----- INFORMATION SUPPLIED

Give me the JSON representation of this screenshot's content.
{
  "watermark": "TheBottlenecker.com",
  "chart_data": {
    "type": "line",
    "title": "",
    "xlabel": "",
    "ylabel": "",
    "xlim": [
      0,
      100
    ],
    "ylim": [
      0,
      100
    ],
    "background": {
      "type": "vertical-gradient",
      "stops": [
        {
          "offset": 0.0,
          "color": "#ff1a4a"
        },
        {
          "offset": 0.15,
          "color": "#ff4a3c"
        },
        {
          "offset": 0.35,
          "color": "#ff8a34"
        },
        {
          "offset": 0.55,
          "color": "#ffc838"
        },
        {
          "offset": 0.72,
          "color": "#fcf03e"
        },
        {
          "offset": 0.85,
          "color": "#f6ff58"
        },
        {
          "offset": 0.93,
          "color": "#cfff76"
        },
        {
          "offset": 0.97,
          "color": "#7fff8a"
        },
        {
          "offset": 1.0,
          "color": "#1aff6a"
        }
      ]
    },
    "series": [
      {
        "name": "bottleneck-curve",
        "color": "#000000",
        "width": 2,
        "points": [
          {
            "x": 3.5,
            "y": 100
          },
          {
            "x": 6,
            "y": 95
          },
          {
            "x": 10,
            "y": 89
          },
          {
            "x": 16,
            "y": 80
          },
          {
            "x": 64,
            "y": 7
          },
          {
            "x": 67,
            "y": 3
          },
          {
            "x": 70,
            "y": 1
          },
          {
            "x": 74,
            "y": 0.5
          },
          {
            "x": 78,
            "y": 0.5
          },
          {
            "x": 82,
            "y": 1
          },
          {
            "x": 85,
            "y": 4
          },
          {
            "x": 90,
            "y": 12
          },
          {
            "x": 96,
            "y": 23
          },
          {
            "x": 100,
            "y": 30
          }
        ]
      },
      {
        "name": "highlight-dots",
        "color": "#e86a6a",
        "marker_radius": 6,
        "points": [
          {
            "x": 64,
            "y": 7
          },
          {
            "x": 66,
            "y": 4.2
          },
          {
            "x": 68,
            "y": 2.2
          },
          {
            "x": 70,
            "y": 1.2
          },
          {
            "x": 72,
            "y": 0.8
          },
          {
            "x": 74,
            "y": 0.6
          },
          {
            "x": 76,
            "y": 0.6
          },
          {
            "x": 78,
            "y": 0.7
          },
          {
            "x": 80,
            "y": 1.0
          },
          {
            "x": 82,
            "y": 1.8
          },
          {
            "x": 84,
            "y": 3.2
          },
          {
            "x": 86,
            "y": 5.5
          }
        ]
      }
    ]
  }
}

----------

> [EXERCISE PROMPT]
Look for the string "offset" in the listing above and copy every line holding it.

> [TASK ANSWER]
          "offset": 0.0,
          "offset": 0.15,
          "offset": 0.35,
          "offset": 0.55,
          "offset": 0.72,
          "offset": 0.85,
          "offset": 0.93,
          "offset": 0.97,
          "offset": 1.0,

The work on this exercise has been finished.